Dataset items:
Segment Open

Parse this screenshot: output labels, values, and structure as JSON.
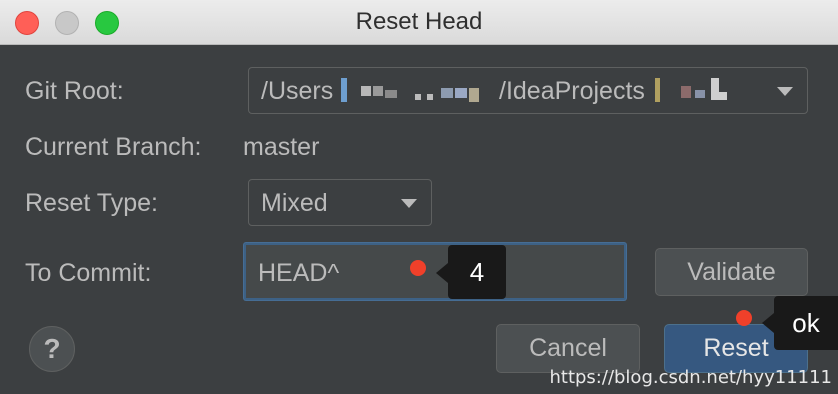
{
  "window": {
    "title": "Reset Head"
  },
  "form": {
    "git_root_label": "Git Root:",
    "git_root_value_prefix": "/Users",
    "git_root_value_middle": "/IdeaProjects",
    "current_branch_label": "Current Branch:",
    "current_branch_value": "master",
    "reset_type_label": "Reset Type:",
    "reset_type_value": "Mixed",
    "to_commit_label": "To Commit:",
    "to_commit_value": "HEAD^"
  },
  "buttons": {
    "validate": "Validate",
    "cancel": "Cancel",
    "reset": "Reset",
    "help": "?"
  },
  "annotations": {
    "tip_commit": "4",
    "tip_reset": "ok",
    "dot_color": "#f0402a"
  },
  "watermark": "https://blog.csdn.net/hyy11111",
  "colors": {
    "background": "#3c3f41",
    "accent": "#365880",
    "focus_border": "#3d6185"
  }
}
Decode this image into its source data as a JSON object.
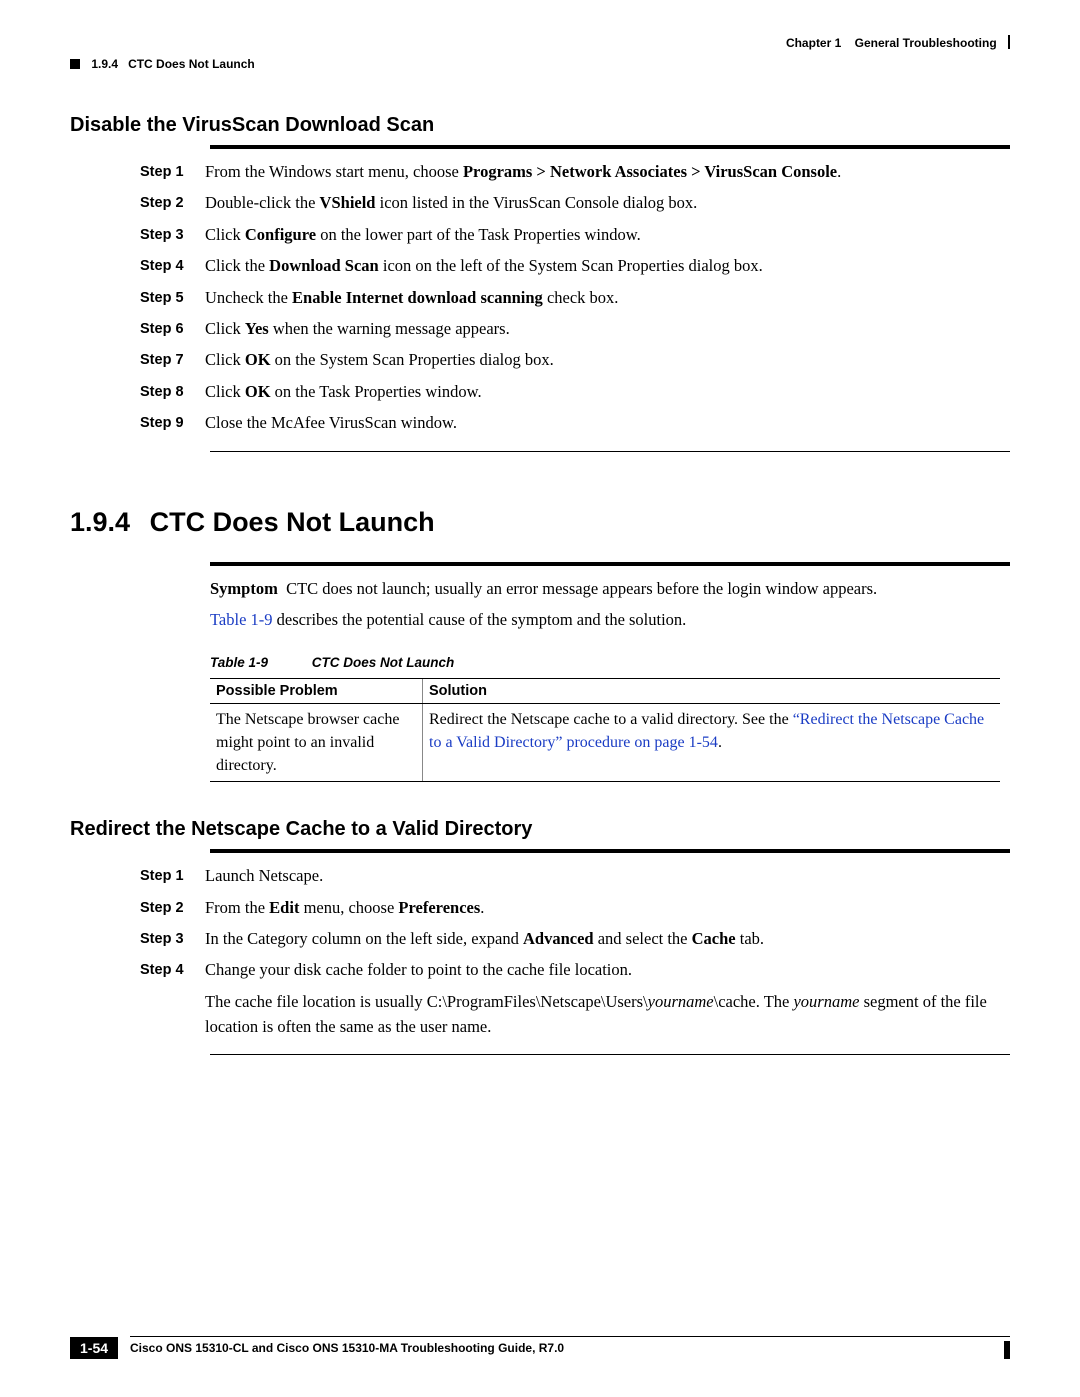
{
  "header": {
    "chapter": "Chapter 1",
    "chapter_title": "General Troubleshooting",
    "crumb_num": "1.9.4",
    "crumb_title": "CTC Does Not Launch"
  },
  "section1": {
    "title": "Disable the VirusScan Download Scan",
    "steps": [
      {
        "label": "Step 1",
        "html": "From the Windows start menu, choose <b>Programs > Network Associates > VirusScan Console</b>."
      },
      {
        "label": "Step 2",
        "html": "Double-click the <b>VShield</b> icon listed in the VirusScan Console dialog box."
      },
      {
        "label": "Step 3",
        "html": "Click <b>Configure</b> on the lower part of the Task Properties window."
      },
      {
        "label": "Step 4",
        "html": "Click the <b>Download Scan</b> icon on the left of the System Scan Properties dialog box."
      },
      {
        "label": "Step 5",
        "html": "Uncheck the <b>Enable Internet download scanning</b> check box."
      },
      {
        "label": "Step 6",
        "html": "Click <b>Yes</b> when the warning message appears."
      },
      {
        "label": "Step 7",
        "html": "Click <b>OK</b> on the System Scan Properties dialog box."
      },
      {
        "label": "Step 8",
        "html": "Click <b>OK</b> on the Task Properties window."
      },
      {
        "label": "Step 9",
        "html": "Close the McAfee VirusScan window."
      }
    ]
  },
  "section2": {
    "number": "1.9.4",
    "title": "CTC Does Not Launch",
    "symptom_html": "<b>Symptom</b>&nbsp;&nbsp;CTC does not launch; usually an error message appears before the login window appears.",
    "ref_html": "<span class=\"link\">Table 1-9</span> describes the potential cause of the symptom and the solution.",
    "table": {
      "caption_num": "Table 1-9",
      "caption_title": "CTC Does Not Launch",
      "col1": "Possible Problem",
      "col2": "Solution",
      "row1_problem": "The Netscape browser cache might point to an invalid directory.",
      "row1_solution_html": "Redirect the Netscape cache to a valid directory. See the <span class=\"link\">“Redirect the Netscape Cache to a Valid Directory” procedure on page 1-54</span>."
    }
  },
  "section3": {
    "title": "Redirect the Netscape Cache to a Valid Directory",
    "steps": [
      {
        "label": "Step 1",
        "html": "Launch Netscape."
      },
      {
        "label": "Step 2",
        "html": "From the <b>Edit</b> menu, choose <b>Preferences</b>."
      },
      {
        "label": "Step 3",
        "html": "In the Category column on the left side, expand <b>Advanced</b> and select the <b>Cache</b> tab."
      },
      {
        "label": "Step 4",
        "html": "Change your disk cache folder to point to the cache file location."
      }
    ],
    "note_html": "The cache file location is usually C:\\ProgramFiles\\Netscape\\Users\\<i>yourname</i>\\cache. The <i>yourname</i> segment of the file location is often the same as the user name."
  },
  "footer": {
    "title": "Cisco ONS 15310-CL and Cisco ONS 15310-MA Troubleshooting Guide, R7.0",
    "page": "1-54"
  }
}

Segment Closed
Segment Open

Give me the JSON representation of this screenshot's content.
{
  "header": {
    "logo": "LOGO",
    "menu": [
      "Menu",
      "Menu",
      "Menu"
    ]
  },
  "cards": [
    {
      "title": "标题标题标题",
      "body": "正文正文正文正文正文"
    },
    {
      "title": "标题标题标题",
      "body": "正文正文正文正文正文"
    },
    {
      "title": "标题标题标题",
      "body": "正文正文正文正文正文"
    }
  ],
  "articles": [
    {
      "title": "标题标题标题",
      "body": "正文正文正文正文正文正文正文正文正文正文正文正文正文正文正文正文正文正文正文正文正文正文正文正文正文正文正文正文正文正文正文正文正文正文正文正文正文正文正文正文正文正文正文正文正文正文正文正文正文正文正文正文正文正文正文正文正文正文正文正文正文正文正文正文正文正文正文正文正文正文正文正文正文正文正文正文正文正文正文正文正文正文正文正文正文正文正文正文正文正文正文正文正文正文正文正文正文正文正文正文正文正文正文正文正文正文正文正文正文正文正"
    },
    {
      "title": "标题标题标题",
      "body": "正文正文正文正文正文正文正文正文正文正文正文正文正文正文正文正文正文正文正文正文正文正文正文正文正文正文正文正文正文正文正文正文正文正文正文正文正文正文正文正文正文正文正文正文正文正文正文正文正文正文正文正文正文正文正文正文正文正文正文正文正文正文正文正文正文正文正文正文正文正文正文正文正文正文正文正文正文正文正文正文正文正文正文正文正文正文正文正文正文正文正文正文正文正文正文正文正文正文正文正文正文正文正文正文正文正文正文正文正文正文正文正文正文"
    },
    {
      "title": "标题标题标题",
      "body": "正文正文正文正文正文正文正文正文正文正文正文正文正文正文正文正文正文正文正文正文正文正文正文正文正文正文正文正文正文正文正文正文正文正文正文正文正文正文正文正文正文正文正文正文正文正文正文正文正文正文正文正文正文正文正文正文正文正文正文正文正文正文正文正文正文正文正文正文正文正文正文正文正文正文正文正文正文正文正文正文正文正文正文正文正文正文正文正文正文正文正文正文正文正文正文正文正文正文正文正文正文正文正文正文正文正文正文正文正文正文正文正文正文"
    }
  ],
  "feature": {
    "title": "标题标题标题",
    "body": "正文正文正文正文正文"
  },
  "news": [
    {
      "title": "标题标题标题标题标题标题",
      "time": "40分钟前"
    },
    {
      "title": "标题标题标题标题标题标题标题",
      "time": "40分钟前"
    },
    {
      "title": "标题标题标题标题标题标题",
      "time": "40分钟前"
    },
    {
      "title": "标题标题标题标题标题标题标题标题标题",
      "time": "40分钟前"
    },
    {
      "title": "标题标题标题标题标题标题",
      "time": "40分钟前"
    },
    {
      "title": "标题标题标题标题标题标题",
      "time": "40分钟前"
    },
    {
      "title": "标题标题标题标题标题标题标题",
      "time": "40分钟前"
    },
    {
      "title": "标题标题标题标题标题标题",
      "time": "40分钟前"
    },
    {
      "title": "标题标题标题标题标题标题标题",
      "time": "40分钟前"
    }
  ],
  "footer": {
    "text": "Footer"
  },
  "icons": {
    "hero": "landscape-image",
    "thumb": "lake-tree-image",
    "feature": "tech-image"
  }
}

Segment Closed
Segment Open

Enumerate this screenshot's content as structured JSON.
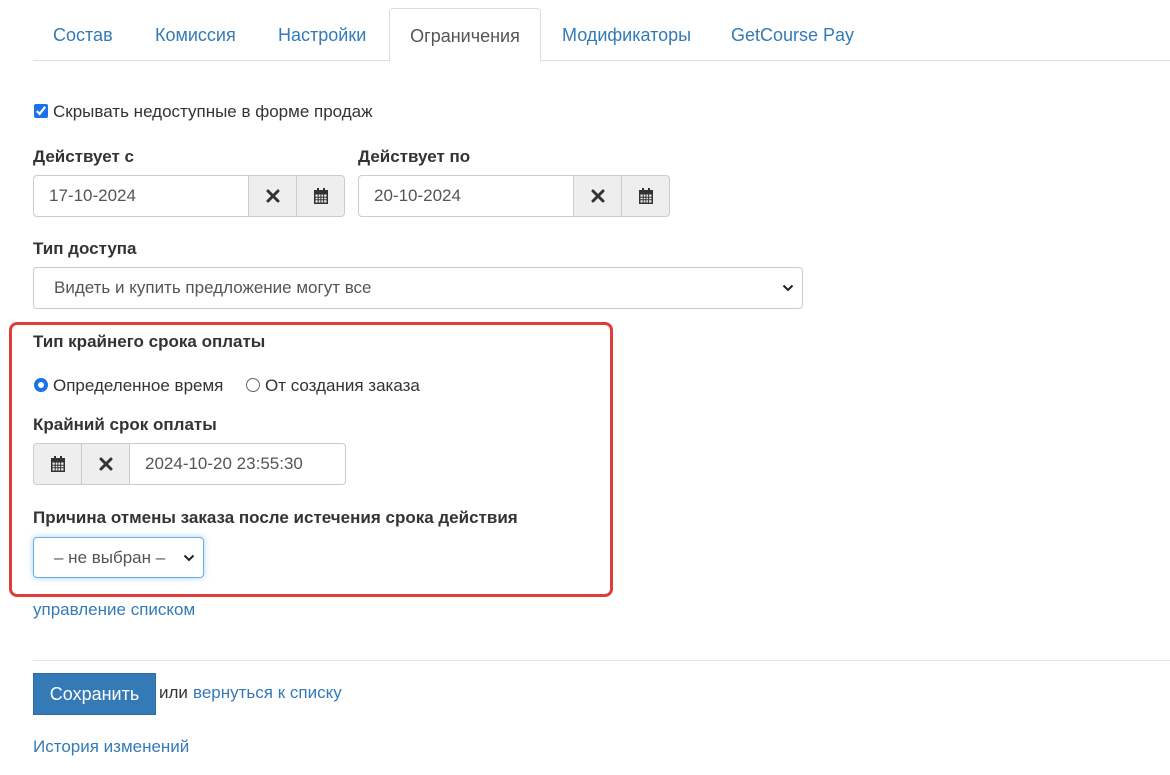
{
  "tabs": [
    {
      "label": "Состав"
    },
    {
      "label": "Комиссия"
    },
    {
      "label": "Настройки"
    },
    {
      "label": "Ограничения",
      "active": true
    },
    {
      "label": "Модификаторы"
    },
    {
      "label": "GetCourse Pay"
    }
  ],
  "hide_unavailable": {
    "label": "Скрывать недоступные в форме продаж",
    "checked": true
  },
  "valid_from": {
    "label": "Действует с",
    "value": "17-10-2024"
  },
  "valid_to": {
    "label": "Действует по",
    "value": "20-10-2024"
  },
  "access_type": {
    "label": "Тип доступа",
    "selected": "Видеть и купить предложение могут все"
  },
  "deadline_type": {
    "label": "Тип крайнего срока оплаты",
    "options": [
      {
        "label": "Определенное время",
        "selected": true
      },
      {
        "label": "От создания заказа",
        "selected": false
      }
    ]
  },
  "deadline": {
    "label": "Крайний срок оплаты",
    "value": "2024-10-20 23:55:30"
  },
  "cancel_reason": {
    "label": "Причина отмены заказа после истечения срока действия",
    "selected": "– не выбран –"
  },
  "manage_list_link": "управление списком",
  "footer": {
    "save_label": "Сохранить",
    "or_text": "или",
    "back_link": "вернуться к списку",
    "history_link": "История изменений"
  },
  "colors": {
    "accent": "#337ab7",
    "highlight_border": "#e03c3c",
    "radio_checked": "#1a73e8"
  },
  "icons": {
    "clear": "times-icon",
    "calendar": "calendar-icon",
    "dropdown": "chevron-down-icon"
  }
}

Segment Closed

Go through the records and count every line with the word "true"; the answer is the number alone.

Written answer ▸ 3